The task
Retype every line of the data, keeping each word exactly.

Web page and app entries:
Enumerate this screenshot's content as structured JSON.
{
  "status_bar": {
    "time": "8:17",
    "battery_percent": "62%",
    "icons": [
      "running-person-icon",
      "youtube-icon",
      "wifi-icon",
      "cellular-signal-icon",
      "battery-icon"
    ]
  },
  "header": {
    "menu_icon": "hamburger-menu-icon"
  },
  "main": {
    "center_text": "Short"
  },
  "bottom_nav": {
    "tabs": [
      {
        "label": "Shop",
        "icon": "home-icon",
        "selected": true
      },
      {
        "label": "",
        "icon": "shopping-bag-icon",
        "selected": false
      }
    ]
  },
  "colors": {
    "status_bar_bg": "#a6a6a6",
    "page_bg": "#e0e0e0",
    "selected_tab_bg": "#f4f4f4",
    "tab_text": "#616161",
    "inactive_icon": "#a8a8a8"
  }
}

Task response
Enumerate this screenshot's content as structured JSON.
{
  "status_bar": {
    "time": "8:17",
    "battery_percent": "62%",
    "icons": [
      "running-person-icon",
      "youtube-icon",
      "wifi-icon",
      "cellular-signal-icon",
      "battery-icon"
    ]
  },
  "header": {
    "menu_icon": "hamburger-menu-icon"
  },
  "main": {
    "center_text": "Short"
  },
  "bottom_nav": {
    "tabs": [
      {
        "label": "Shop",
        "icon": "home-icon",
        "selected": true
      },
      {
        "label": "",
        "icon": "shopping-bag-icon",
        "selected": false
      }
    ]
  },
  "colors": {
    "status_bar_bg": "#a6a6a6",
    "page_bg": "#e0e0e0",
    "selected_tab_bg": "#f4f4f4",
    "tab_text": "#616161",
    "inactive_icon": "#a8a8a8"
  }
}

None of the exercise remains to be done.